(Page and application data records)
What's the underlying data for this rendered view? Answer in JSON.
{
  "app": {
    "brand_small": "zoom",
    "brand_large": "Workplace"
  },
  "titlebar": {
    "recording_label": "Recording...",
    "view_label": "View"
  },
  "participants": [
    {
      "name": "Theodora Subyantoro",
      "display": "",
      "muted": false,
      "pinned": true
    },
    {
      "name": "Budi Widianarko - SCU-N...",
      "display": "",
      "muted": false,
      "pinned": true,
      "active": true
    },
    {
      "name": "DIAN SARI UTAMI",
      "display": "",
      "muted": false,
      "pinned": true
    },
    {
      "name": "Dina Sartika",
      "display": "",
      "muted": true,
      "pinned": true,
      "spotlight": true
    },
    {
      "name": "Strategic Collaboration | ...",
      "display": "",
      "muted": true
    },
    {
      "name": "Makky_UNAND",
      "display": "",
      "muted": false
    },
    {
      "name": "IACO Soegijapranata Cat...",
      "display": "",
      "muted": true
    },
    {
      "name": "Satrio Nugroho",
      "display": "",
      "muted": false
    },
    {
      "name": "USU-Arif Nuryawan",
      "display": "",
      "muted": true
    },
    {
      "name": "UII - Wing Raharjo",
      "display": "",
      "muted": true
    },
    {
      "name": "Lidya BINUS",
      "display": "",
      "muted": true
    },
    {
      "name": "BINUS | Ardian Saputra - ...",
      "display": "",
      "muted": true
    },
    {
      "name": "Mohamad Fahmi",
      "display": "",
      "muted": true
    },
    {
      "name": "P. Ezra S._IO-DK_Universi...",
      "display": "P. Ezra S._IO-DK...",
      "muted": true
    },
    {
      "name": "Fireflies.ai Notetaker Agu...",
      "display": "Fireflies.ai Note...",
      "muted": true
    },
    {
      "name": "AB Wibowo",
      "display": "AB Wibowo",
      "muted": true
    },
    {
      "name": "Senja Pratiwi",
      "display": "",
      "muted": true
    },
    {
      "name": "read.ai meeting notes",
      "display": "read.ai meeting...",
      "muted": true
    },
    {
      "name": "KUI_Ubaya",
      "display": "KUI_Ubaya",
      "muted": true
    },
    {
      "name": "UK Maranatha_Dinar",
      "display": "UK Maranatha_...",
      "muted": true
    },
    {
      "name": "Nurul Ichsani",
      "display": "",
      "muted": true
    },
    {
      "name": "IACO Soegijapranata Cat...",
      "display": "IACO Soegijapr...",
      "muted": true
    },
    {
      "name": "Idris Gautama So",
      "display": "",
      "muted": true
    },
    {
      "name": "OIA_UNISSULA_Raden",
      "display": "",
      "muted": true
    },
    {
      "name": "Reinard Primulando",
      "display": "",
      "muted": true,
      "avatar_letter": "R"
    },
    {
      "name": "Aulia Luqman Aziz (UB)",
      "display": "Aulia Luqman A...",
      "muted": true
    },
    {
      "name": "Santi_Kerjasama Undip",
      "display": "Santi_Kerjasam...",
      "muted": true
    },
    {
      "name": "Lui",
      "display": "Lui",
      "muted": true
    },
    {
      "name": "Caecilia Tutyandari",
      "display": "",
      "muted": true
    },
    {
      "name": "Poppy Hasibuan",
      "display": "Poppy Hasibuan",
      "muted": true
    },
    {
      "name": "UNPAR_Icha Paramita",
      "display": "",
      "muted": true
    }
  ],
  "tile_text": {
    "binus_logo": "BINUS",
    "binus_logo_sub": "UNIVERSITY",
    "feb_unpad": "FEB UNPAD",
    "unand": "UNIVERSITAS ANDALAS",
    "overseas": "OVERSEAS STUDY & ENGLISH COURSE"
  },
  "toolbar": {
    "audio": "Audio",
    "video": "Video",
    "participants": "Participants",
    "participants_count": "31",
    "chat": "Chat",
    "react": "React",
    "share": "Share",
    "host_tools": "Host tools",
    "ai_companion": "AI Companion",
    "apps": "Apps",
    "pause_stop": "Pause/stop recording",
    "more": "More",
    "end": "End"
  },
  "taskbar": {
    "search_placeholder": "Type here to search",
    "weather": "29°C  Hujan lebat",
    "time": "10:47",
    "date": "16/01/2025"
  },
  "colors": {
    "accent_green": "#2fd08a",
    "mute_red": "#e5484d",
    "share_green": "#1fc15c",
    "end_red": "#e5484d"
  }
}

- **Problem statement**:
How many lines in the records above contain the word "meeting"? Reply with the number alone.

- **Output below**:
2